weak and tired.† I lost my appetite.† I donít know much about
it, thought you could catch it overnight.† I didnít realize
that you had to be exposed for a long time.† I think I got
it from working on ships.† A lot of the workers came from
places where they have a lot of TB so I think I got it from
one of them.
Summary:† So you think that TB is a virus and that
you got it while working with people who came from places
with a lot of TB.† You also know that it takes exposure over
a long time to become infected and that tiredness and loss
of appetite are symptoms of TB.
Patient: Youíll have trouble approaching the people
I use drugs with about TB. They know we never discuss that
Ďcause itís sort of common knowledge. The only reason they
go to take an AIDS test or TB test is because someone is paying
them and a lot of them come out positive and they donít even
bother to do anything about it. Most people have other things
to worry about like money and food.
Summary: You think that the people you use drugs
with do not have to be educated about TB because they already
know about it. But if I would want to get them in for testing,
I would have to offer them money as an incentive.
Released October 2008
Centers for Disease Control and Prevention
National Center for HIV/AIDS, Viral Hepatitis, STD, and TB Prevention
Division of Tuberculosis Elimination - http://www.cdc.gov/tb
Please send comments/suggestions/requests
CDC/Division of Tuberculosis Elimination

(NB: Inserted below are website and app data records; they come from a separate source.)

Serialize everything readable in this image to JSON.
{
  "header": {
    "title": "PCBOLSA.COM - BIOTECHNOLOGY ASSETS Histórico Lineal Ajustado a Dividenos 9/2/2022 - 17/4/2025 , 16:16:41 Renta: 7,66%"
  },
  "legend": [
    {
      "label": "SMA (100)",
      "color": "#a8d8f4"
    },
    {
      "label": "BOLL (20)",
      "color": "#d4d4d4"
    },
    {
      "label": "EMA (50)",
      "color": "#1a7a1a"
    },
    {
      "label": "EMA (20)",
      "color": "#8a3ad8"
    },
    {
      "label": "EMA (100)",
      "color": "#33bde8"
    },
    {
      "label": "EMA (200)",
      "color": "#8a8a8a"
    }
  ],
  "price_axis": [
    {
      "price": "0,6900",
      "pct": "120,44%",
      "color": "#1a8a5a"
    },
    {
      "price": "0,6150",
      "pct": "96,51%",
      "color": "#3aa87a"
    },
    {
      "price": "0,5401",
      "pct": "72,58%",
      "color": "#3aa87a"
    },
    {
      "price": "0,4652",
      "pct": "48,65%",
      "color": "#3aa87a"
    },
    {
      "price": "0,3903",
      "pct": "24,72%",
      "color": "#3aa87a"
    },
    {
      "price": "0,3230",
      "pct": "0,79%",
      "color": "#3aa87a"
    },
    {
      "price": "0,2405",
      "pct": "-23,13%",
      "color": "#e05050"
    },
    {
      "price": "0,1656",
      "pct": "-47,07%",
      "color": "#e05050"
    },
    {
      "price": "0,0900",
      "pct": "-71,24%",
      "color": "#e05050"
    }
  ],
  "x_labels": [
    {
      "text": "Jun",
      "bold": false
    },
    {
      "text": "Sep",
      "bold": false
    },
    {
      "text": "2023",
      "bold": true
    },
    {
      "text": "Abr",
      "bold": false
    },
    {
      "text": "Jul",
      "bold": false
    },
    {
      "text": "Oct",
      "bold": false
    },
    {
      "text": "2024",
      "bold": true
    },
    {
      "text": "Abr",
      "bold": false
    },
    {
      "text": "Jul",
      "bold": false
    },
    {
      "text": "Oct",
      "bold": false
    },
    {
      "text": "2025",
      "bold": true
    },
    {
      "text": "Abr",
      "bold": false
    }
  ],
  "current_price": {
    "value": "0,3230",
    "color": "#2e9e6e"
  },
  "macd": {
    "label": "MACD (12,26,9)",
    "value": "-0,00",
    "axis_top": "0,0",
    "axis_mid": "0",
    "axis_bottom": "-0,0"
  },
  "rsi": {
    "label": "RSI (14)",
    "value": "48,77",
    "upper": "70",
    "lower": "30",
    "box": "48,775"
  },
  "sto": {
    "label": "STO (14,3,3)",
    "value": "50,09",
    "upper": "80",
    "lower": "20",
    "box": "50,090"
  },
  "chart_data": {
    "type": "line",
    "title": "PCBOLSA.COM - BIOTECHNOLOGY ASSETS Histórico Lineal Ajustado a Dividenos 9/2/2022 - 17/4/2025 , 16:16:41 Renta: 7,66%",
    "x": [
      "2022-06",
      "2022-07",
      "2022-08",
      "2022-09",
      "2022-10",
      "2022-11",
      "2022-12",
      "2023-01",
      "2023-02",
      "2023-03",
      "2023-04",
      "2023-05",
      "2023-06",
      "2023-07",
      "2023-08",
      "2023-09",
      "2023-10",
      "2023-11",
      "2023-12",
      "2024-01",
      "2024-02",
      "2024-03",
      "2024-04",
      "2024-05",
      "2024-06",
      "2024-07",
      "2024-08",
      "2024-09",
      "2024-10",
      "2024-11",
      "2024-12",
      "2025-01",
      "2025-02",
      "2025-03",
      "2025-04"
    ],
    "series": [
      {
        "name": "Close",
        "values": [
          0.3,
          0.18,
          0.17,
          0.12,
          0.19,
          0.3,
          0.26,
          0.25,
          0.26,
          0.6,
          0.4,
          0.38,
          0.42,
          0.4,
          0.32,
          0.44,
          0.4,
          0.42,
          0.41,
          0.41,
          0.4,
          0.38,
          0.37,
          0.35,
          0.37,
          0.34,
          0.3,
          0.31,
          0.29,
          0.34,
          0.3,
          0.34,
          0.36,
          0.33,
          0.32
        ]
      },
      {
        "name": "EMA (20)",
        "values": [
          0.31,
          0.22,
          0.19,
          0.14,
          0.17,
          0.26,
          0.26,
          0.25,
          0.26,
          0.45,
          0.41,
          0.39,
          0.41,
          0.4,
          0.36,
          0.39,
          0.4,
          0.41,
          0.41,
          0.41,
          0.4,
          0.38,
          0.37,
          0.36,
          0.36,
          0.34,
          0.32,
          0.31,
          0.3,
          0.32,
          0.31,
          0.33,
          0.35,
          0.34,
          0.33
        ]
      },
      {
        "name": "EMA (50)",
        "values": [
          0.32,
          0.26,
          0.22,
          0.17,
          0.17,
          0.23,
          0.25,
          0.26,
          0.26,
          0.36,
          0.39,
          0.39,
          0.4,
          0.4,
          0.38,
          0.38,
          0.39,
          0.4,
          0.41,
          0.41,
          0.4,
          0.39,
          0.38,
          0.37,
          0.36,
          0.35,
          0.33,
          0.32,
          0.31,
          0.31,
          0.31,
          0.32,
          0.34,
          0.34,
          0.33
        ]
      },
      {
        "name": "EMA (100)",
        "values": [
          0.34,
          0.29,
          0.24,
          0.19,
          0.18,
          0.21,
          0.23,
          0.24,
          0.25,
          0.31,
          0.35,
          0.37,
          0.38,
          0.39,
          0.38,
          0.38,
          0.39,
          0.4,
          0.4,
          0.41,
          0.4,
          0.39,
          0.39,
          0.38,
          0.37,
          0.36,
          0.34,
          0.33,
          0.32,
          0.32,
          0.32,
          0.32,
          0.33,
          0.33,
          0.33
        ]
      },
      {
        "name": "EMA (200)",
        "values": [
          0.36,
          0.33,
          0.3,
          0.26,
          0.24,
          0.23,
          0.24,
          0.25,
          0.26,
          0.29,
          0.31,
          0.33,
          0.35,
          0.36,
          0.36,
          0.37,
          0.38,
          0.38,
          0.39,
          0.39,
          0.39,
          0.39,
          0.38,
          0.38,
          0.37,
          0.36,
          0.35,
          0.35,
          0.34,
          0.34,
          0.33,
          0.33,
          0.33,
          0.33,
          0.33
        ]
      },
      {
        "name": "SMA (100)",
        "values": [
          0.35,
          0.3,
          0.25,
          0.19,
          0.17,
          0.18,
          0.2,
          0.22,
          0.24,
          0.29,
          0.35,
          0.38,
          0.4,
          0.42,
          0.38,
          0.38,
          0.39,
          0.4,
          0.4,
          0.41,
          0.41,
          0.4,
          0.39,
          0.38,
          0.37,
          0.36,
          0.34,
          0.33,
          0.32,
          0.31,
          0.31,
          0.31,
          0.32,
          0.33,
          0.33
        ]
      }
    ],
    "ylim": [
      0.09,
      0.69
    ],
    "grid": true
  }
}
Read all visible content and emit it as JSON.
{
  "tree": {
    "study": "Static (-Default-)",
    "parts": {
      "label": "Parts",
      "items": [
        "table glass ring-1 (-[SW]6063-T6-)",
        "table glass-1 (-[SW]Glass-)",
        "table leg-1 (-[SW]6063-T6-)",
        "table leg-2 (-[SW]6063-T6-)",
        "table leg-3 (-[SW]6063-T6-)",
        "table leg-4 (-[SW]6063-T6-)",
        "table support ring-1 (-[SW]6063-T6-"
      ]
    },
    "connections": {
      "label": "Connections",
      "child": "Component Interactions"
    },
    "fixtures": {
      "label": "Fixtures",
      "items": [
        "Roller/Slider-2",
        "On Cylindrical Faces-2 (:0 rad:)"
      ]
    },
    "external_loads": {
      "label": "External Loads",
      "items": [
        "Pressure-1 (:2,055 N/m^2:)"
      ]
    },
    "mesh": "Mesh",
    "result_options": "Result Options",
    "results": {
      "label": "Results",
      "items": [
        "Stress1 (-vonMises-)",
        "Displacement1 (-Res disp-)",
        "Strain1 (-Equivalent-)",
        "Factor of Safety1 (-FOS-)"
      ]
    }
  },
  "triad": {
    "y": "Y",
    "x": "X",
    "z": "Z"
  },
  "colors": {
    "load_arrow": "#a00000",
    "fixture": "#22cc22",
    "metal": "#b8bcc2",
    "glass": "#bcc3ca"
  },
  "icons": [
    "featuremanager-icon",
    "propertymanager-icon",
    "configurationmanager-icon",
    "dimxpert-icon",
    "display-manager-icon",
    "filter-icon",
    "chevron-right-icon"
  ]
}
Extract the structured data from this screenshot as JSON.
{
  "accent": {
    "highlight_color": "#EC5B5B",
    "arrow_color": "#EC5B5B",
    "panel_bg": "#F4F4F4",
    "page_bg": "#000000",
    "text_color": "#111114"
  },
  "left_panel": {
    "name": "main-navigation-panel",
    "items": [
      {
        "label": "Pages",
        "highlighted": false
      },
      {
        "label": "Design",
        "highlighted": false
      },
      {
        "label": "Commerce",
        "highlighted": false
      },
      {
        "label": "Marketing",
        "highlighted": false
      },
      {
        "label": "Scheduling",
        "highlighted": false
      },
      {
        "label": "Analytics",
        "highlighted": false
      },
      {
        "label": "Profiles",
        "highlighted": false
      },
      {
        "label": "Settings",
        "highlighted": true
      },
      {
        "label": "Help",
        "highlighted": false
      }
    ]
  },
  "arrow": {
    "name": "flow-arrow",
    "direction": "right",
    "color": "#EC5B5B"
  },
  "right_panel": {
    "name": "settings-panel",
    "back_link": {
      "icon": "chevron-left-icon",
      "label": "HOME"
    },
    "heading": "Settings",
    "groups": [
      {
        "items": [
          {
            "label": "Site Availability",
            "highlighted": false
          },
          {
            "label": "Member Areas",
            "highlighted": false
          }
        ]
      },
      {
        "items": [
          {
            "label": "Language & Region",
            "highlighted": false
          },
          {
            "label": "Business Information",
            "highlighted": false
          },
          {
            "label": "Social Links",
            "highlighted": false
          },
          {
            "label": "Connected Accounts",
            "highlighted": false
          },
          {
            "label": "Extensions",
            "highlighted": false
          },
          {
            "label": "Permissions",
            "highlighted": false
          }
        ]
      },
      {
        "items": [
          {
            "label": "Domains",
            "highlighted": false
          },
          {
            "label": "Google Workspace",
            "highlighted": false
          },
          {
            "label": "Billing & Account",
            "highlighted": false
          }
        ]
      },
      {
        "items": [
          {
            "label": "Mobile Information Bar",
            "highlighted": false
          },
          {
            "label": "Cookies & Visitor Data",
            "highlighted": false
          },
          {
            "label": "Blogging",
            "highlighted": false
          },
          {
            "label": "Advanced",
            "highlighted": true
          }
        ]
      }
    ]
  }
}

Communications, Education, and Behavioral Studies Branch
1600 Clifton Rd., NE - Mailstop E-10, Atlanta, GA 30333